I loved them all this time and through all the ins and outs, and I am excited that I can see them together again later this year, but I think about the shows I saw them each do in 2017 and my lack of excitement about seeing them again in their solo endeavours after that, and I wonder what each of them has gone through to get to a point where asunder can become together again. I saw Roadcase Royale very early in its life, at the Canyon Club in Agoura Hills on 1 June 2017. I found it disconcerting to see and hear another singer singing Ann’s vocals while Nancy did her guitar wizardry alongside, and I didn’t love the new songs enough to want to follow Roadcase Royale’s journey and buy the album and see them again. It wasn’t Heart.
And Ann doing her “Ann Wilson of Heart” show – because she could do that, being the main voice of Heart, the voice that when in form can cause tens of thousands of people to drop jaws to the floor when she hits that part of “Alone”, the real-life Dreamboat Annie whose love affair with her magic man inspired so many of those wistful early songs, one of the greatest voices of our time – put together a setlist that blew me away when I saw her on 2 July 2017 at The City National Grove of Anaheim. It was a setlist that included only a handful Heart songs, and blistering covers of songs by Jimi Hendrix, Yes, The Black Crowes, Peter Gabriel, The Who, Buffalo Springfield, Aretha Franklin, Percy Mayfield and, most spectacularly, Screamin’ Jay Hawkins with “I Put a Spell On You”. Blew me away, yet made me contemplative. Ann wasn’t as comfortable on stage when I saw her in Anaheim as she always seemed with Nancy by her side. Ann has made a side career of doing covers. Her 2007 album Hope & Glory featuring covers and famous guest artists was inspired; her more recent covers album, Immortal, featuring covers of songs by dead artists was, I felt, misguided. (Her cover of “Life in the Fast Lane” crashed badly.) But whatever she’s done, I have loved her.

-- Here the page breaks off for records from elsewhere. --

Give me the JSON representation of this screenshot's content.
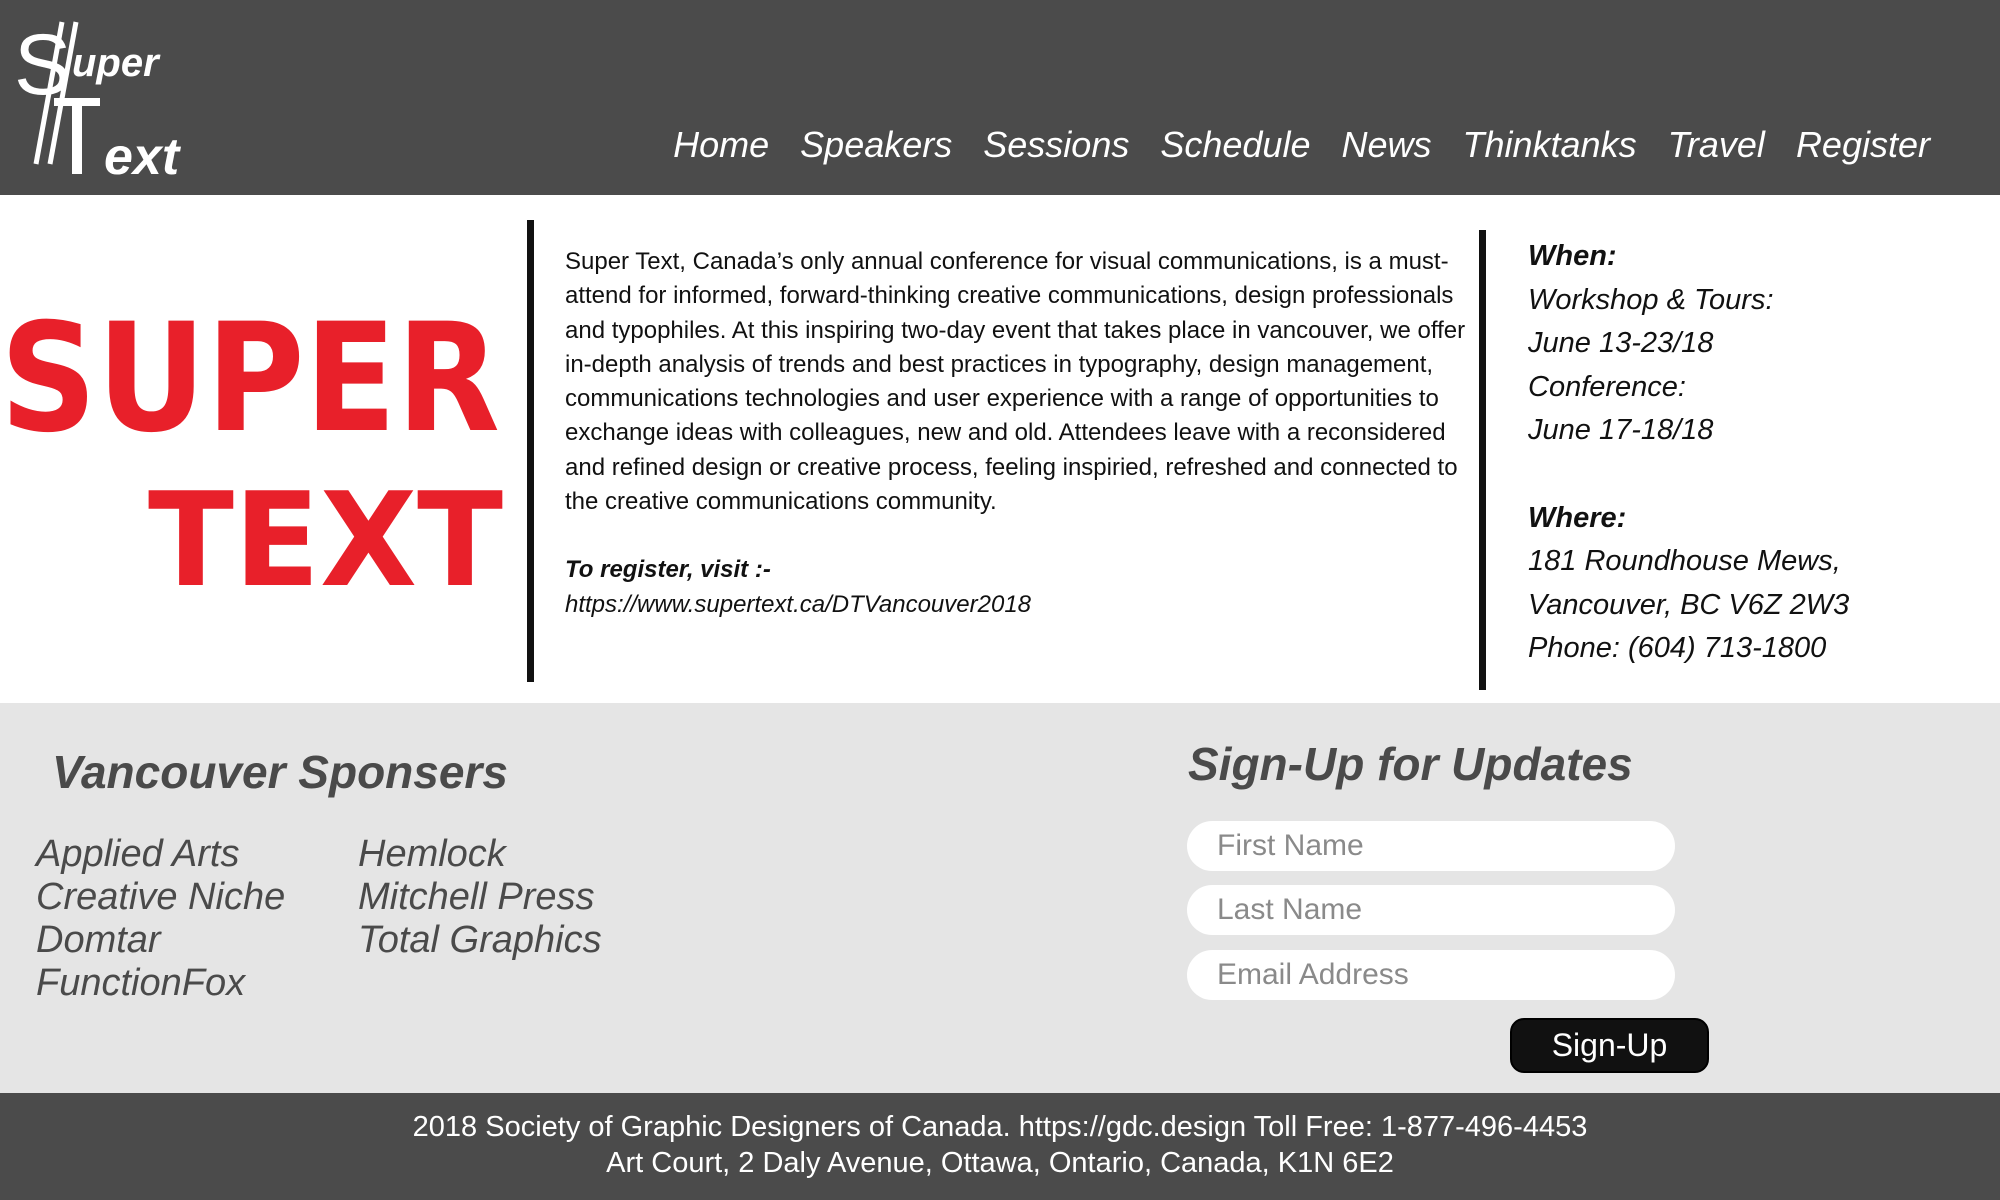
{
  "header": {
    "logo_text_top": "uper",
    "logo_text_bottom": "ext",
    "nav": [
      "Home",
      "Speakers",
      "Sessions",
      "Schedule",
      "News",
      "Thinktanks",
      "Travel",
      "Register"
    ]
  },
  "hero": {
    "logo_line1": "SUPER",
    "logo_line2": "TEXT",
    "about": "Super Text, Canada’s only annual conference for visual communications, is a must- attend for informed, forward-thinking creative communications, design professionals and typophiles. At this inspiring two-day event that takes place in vancouver, we offer in-depth analysis of trends and best practices in typography, design management, communications technologies and user experience with a range of opportunities to exchange ideas with colleagues, new and old. Attendees leave with a reconsidered and refined design or creative process, feeling inspiried, refreshed and connected to the creative communications community.",
    "register_label": "To register, visit :-",
    "register_url": "https://www.supertext.ca/DTVancouver2018"
  },
  "info": {
    "when_label": "When:",
    "workshop_label": "Workshop & Tours:",
    "workshop_dates": "June 13-23/18",
    "conference_label": "Conference:",
    "conference_dates": "June 17-18/18",
    "where_label": "Where:",
    "address1": "181 Roundhouse Mews,",
    "address2": "Vancouver, BC V6Z 2W3",
    "phone": "Phone: (604) 713-1800"
  },
  "sponsors": {
    "title": "Vancouver Sponsers",
    "col1": [
      "Applied Arts",
      "Creative Niche",
      "Domtar",
      "FunctionFox"
    ],
    "col2": [
      "Hemlock",
      "Mitchell Press",
      "Total Graphics"
    ]
  },
  "signup": {
    "title": "Sign-Up for Updates",
    "first_name_placeholder": "First Name",
    "last_name_placeholder": "Last Name",
    "email_placeholder": "Email Address",
    "button_label": "Sign-Up"
  },
  "footer": {
    "line1": "2018 Society of Graphic Designers of Canada.  https://gdc.design  Toll Free: 1-877-496-4453",
    "line2": "Art Court, 2 Daly Avenue, Ottawa, Ontario, Canada, K1N 6E2"
  },
  "colors": {
    "header_bg": "#4b4b4b",
    "accent_red": "#e8202a",
    "band_bg": "#e5e5e5",
    "text_gray": "#4a4a4a"
  }
}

I love them even if I don’t like all of Heart’s later output; their efforts to rock harder and harder on recent albums felt forced to me, as all it takes is a song like “Language of Love” to win my heart. But if this mended Heart is the meeting of two open hearts, then it will be just perfect. And if it’s their last tour together, it will be a perfect goodbye.
So I’ll be at the Hollywood Bowl in September to see Ann and Nancy back together; I wouldn’t miss it for the world. I would love them to do a setlist solely of their love songs on this “Love Alive” tour, and include songs they haven’t performed for years, and make it all about the purity of their music and the kismetic inspirations that drove them to write and sing and play together. But they will probably mix it up with the harder rocking songs because Ann is the female equivalent of Robert Plant and Nancy is a scorching hot guitarist, and they like to rock. I’ll let you know. Meanwhile, finally, here are photos I took of them each back in 2017.
You need a whole lot more than money
You need more than to survive
You gotta keep your love
Keep your love alive
(How many times do you think I used the word “love” in this piece? 27 including the one I just typed.)
One thought on “A Heart torn asunder, now on the mend”
Now, the one-two punch of “Desire Walks On” and “Back to Avalon” are my after school whoppers. That bridge vocal in DWO, followed by the chorus, is tectonic. I blew my Advent speakers listening to those two songs over and over.
I’ve never met Ann, but Nancy and I have spoken. A more down to earth, genuinely sweet natured soul you’ll not meet in a day’s march.